  20. 20.
    White BL, Fisher WD, Laurin CA (1987) Rate of mortality for elderly patients after fracture of the hip in the 1980’s. J Bone Jt Surg Am 69(9):1335–1340CrossRefGoogle Scholar
  21. 21.
    Navone P, Nobile M, Scognamiglio Pasini T, Piscitelli A, Colombo A, Mazzola S, Mazza EL, Colombo M, Calori GM (2017) Proximal femoral fractures in elderly people: time to surgery. The experience of Milan’s “ASST Pini/CTO”. Injury 48(Suppl 3):S39–S43. CrossRefGoogle Scholar
  22. 22.
    Zielinski SM, Keijsers NL, Praet SF, Heetveld MJ, Bhandari M, Wilssens JP, Patka P, Van Lieshout EM, Investigators FT (2013) Femoral neck shortening after internal fixation of a femoral neck fracture. Orthopedics 36(7):e849–e858. CrossRefGoogle Scholar
  23. 23.
    Noda M, Saegusa Y, Takahashi M, Takada Y, Fujita M, Shinohara I (2017) Decreased postoperative gluteus medius muscle cross-sectional area measured by computed tomography scan in patients with intertrochanteric fractures nailing. J Orthop Surg 25(3):2309499017727943. CrossRefGoogle Scholar

Copyright information

© Springer-Verlag France SAS, part of Springer Nature 2019

Authors and Affiliations
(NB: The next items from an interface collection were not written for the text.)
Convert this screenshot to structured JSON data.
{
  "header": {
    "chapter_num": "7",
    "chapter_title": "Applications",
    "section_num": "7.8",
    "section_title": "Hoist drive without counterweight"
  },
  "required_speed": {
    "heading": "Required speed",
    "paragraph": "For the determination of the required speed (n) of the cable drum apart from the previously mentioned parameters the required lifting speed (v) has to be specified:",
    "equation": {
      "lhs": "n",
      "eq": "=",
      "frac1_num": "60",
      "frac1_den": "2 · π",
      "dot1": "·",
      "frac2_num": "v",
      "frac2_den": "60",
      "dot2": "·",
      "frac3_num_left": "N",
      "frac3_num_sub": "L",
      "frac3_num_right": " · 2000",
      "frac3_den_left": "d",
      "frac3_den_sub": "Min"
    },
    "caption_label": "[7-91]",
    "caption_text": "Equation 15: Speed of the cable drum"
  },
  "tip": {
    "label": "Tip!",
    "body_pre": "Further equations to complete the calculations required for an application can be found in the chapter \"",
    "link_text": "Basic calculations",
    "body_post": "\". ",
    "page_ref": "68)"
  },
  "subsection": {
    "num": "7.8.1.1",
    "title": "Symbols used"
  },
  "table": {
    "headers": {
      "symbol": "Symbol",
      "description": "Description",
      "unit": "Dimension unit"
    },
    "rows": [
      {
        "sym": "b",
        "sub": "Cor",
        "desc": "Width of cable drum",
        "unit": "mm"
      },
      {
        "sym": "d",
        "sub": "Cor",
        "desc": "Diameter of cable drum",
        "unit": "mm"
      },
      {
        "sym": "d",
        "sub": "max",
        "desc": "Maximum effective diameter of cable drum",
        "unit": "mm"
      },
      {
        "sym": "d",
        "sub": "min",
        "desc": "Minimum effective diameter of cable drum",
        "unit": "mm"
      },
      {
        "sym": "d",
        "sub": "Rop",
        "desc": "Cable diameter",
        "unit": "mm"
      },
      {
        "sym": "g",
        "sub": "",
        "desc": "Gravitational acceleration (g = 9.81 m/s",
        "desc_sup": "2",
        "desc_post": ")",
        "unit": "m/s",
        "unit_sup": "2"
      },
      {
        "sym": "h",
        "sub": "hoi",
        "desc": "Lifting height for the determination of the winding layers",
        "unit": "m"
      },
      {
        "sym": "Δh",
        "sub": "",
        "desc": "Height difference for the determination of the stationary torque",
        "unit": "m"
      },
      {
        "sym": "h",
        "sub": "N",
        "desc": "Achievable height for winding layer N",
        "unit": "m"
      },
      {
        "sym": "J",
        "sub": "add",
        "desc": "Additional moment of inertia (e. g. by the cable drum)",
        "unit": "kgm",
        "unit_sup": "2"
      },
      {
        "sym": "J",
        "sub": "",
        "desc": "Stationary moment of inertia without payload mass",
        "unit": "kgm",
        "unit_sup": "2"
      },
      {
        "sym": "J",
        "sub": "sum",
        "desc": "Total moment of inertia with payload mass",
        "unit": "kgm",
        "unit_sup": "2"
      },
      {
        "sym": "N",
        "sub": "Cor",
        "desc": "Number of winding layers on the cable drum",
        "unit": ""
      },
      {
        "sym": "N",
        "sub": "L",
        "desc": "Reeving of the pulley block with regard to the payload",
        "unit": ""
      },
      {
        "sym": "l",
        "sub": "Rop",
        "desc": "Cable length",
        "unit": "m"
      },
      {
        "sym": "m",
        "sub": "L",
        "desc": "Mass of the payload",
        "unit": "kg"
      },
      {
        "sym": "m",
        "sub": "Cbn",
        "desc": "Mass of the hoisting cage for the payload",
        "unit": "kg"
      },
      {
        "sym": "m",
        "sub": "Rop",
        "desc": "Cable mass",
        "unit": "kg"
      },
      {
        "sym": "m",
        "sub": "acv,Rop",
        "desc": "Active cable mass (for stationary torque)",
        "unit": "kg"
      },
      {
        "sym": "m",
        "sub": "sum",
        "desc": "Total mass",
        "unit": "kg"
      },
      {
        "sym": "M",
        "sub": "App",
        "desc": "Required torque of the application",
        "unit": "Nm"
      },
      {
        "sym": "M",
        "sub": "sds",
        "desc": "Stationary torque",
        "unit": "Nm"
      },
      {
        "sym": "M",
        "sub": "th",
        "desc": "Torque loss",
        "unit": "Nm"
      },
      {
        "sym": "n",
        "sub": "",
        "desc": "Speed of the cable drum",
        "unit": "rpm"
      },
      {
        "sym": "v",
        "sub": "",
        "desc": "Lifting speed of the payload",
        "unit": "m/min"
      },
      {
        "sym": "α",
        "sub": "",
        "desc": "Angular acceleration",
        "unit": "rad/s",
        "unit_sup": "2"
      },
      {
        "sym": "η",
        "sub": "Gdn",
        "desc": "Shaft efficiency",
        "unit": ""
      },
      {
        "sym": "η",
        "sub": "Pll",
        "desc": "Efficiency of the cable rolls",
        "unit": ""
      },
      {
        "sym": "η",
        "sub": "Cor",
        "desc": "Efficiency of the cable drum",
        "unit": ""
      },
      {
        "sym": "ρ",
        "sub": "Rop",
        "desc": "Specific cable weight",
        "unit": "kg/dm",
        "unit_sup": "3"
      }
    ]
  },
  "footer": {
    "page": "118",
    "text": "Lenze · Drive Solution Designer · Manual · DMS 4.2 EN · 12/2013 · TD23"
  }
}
  1. 1.Department of Orthopaedic SurgeryKonan HospitalKobeJapan
  2. 2.Department of Orthopaedic SurgeryNishi HospitalKobeJapan
  3. 3.Department of Orthopaedic SurgeryKobe University Graduate School of MedicineKobeJapan

Personalised recommendations